Noel will play for $4 million. In ordinary people terms that is a lot of money but in NBA value he is making what an end of the bench player who gets limited playing time negotiates.
Noel will be paid less than what the sixth pick in the 2017 draft lottery (Jonathan Issac) will make. Noel has 193 games under his belt to zero games for Issac.
Noel was the sixth pick in the 2013 draft. As for that draft. Five players have negotiated $20 million per year deals. Victor Oladipo. Otto Porter. C.J. McCollum. Steven Adams. Giannis Antetokounmpo. They have played more games than Noel and scored more points. The only front court player to get a huge payday, Steven Adams, has more rebounds than Noel. All five players have higher win shares.
|2013 Draft||2017-18 Salary||Games Played||Offensive Rating||Defensive Rating||Win Shares|
|Victor Oladipo #2||$21,000,000||291||101||107||13.7|
|Otto Porter #3||$24,773,250||266||116||106||17.7|
|Steven Adams #12||$22,471,910||311||114||105||19.9|
|Giannis Antetokounmpo #15||$22,471,910||318||116||104||27.0|
|drafted 6th, $4,187,600, 193 games, offensive rating 102, defensive rating 101, win shares 11.0|
There is a gulf between what Noel wants and what he can earn by way of his talent. His teammate, Harrison Barnes, will make $23 million this year. Does Noel think he is equal to Barnes who last season averaged 19.2 points and a weak 5.0 rebounds? Barnes played 79 games and started 79 games. Noel played 51 games with an underwhelming 8.7 points and 5.8 rebounds. This is the new NBA. Centers who can’t stretch the floor and make threes are expendable. Rebounding isn’t as valued as it used to be which is why Noel is here, between a rock and his dreams, making $4 million and having to prove himself.
It can go either way for Noel. He may play with a chip on his shoulder and try to prove everyone wrong and the Mavs can, by default, extract the best out of his hunger if it is raw enough. For sure, the Mavs don’t care about Noel being the straw stirring the drink. It is all about Dennis Smith Jr. and Harrison Barnes being the Mavs future. They are who the organization is invested in. Rick Carlisle won’t tolerate Noel pouting or ruining anything. If he tries to go rogue to prove a point, his point will be on the bench.
Which leads Noel here. A lose-lose situation. He’s not going to get enough touches with Barnes and Smith Jr. to make himself into a double-double player. The Mavericks have a lot of offense. By his own rigidity, he has created a narrative for the league to absorb. Money hungry and greedy, wanting superstar money for role player contribution.
The organization he plays for is structured and disciplined. The system matters, players have to conform. And so Noel is left having to pick up the pieces of glass shattered when he broke the damn thing himself. Blame him.

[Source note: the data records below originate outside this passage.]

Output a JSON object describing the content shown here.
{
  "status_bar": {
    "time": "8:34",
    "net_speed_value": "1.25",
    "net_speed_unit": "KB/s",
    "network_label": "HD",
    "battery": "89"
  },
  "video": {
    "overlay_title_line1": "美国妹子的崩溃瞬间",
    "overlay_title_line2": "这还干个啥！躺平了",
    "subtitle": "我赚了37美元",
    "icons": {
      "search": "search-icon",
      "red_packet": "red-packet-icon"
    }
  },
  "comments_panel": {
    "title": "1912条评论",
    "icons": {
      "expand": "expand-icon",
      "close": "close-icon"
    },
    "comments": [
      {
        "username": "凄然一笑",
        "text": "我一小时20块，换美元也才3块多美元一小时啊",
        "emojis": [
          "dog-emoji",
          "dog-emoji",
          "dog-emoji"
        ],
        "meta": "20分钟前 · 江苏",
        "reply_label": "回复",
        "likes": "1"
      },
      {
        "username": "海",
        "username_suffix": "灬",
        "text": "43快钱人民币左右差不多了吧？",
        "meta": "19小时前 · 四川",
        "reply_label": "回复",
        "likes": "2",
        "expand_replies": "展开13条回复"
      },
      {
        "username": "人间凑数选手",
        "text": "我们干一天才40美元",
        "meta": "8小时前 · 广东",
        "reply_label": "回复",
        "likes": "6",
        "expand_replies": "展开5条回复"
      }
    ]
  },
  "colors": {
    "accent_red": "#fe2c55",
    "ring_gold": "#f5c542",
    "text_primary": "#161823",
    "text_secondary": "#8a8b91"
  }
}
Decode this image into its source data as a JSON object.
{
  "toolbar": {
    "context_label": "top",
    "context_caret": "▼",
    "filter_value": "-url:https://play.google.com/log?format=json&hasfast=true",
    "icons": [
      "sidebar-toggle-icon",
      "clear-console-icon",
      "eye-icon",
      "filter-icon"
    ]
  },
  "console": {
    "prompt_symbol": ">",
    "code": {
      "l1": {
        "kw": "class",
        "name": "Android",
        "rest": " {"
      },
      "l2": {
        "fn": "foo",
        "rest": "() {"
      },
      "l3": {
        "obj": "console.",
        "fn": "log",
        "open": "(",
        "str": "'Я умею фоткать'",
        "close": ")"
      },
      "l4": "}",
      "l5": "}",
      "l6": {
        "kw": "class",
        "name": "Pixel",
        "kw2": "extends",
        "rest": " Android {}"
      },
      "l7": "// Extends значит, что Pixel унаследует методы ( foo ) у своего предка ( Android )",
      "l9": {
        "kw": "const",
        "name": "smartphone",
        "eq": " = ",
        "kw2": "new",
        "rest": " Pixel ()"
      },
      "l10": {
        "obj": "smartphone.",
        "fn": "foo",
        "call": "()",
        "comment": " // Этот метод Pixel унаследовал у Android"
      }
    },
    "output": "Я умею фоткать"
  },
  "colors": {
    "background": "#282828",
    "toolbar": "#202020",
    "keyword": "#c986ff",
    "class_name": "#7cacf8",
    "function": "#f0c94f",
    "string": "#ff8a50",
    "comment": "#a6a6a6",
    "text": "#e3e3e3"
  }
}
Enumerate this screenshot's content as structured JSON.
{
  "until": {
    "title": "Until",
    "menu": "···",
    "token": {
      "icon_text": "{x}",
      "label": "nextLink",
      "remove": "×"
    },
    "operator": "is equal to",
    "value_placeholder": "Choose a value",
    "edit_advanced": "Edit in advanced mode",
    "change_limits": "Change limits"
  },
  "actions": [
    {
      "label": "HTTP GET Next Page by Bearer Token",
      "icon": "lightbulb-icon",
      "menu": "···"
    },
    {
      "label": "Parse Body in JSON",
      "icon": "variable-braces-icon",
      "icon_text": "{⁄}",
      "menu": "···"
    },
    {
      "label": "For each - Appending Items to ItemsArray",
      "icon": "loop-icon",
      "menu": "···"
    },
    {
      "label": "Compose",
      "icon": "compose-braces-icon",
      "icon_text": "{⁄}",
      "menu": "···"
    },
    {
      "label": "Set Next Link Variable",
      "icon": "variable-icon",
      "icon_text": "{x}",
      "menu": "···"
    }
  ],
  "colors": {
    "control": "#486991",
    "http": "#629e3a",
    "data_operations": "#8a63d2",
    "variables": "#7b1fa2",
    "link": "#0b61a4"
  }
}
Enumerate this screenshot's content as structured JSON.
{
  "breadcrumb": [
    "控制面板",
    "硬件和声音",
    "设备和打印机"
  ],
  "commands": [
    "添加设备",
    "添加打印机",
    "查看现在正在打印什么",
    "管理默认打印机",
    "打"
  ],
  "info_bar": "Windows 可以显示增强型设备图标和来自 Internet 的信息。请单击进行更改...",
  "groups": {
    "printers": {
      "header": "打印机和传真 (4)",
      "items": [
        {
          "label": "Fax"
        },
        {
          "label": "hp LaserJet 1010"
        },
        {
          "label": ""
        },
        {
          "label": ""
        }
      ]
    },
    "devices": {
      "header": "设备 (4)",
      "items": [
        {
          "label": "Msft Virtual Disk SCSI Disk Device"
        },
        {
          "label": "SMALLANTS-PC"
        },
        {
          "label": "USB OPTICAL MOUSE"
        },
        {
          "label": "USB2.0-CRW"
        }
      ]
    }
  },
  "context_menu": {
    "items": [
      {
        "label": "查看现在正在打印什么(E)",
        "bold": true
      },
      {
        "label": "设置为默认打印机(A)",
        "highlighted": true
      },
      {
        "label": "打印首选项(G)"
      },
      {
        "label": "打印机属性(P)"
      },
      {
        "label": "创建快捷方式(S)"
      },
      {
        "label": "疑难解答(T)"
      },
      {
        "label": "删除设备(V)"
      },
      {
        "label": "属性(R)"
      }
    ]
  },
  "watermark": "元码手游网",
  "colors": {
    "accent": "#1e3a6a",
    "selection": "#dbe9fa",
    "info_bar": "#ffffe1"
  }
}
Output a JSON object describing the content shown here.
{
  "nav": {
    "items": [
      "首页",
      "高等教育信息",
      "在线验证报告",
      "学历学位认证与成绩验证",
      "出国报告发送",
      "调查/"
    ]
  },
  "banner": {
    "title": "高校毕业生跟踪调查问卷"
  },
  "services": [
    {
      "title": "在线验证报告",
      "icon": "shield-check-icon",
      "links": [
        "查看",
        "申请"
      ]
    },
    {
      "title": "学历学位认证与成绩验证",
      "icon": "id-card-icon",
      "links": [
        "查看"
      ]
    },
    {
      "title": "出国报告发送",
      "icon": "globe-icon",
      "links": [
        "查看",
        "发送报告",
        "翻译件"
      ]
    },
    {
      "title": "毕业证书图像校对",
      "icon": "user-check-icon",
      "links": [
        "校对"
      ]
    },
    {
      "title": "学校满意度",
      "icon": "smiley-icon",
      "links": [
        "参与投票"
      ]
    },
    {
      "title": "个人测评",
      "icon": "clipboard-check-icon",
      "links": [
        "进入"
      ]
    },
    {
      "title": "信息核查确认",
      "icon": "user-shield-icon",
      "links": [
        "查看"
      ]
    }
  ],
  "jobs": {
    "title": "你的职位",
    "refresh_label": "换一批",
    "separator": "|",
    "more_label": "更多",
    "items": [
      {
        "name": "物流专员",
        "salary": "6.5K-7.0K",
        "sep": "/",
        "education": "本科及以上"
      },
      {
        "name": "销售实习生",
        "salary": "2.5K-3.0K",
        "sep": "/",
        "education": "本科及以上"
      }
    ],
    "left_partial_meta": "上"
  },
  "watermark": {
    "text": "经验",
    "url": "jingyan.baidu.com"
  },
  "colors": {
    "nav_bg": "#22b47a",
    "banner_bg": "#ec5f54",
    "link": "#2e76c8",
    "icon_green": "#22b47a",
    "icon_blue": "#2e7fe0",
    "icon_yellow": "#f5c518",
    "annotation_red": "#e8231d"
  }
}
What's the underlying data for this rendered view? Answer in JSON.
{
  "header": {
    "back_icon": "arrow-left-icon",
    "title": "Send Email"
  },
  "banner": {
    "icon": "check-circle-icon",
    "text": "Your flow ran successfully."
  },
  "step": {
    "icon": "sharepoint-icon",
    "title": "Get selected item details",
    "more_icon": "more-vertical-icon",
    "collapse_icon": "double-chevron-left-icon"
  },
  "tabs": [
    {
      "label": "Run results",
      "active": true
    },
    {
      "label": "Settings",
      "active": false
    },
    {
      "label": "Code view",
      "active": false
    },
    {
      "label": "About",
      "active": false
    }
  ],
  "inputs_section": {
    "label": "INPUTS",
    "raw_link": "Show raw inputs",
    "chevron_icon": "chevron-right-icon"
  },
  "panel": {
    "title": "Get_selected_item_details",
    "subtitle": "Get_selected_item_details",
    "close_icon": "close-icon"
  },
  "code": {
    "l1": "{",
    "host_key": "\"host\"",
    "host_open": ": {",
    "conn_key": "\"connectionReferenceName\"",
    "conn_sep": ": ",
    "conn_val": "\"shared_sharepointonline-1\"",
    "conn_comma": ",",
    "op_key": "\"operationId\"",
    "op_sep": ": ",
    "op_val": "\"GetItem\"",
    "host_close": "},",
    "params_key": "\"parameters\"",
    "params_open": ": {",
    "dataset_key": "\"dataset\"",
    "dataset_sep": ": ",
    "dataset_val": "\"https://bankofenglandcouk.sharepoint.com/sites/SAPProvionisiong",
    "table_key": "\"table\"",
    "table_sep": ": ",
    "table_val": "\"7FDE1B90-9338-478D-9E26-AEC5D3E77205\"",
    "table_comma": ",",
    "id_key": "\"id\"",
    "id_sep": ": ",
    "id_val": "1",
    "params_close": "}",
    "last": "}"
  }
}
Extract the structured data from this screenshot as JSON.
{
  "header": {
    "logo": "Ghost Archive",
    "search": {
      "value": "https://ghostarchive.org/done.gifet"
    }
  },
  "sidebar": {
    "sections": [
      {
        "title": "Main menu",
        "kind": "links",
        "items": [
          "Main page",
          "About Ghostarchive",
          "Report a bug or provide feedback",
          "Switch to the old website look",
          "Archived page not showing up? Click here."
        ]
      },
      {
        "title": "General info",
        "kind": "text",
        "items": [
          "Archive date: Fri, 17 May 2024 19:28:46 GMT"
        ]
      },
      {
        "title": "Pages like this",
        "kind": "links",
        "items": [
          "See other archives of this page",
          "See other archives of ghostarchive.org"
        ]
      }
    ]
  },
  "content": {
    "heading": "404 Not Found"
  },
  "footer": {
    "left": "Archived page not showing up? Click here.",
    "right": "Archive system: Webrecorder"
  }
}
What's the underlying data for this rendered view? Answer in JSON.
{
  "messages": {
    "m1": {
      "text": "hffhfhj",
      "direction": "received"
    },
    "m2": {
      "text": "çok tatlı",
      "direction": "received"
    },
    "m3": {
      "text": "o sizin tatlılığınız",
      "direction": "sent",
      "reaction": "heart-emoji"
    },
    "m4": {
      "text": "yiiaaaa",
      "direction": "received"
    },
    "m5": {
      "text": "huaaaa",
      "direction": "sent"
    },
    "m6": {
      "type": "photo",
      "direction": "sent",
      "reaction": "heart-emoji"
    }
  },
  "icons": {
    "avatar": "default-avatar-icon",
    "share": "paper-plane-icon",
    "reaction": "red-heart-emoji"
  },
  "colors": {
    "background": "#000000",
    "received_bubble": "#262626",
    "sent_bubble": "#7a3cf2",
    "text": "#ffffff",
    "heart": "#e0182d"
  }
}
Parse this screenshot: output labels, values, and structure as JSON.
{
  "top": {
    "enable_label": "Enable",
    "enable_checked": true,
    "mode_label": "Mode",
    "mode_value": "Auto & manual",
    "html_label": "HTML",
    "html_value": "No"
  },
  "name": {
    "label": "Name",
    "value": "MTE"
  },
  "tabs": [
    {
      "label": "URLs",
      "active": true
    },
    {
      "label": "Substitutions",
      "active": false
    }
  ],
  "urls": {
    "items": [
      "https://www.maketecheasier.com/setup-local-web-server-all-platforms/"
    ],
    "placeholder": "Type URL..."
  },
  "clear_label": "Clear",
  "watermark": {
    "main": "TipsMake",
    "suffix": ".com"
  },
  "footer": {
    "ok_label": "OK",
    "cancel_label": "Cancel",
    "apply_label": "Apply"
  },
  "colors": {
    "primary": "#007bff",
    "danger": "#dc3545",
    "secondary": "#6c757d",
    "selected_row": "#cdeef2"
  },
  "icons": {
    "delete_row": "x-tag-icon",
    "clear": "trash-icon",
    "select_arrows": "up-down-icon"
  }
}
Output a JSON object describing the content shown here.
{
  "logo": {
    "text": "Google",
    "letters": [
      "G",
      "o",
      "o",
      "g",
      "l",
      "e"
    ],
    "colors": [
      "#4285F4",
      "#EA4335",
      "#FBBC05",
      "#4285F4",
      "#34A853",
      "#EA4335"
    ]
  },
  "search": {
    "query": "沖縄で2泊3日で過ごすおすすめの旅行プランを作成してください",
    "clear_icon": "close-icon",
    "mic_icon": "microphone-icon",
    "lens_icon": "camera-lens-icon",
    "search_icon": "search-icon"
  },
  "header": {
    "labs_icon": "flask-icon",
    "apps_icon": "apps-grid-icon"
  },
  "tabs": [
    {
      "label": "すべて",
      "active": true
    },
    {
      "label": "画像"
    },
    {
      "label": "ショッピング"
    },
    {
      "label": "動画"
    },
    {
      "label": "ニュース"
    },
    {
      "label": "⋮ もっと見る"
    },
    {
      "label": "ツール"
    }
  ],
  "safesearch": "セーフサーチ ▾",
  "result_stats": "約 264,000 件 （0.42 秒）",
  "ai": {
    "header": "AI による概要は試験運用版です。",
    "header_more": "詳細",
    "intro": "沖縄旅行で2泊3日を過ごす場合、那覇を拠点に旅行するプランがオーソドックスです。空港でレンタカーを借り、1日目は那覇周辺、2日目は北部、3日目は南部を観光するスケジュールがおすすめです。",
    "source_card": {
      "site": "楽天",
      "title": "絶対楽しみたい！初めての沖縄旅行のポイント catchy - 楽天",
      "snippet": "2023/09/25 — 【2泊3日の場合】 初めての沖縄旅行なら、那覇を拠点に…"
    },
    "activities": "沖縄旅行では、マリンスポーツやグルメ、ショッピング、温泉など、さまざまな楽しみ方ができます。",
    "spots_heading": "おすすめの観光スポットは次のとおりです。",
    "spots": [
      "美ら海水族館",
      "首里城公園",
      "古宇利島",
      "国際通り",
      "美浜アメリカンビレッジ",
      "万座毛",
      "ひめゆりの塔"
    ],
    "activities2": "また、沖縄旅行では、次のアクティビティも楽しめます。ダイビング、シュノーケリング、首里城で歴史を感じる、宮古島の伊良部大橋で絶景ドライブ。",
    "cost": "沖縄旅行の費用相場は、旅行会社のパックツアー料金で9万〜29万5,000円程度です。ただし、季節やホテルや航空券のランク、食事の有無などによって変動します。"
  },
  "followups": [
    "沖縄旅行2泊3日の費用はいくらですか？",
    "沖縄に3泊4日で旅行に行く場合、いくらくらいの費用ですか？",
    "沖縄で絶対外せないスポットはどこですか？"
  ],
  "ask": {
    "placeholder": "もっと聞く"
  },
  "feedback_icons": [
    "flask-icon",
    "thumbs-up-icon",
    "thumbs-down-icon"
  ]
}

He is trying to save face by saying he’ll bet on himself. Sounds nice. It worked for Jimmy Butler. And Bradley Beal. Scorers. Defenders in the case of Butler. Necessary for offense. The best player and the second best player on their teams, respectively. Noel has a long list of names before he reaches his as the best Mavs player.
And so the NBA is happy. A player lost their ego battle. NBA owners still have a role to play in determining who gets superstar money. The qualifying offer, though rarely used, works in extreme or, should I say, egregious cases.
But here are the facts. 41 NBA players will make $20 million in 2017-18. Four are centers. Stephen Adams and DeAndre Jordan are the only centers who don’t average 10 points a game for their career. But in 2016-17 Adams played 80 games, Jordan played 81 games. It’s the template. Noel will have to play nearly a full slate of games and be an impact player. He is going to have to prove his worth as it pertains to what we know right now: Nerlens Noel wants to be paid like Serge Ibaka. (Ibaka was in the NBA Finals in 2012. Noel has never been in the playoffs).
If pressure he wanted, pressure is here.
photo via llananba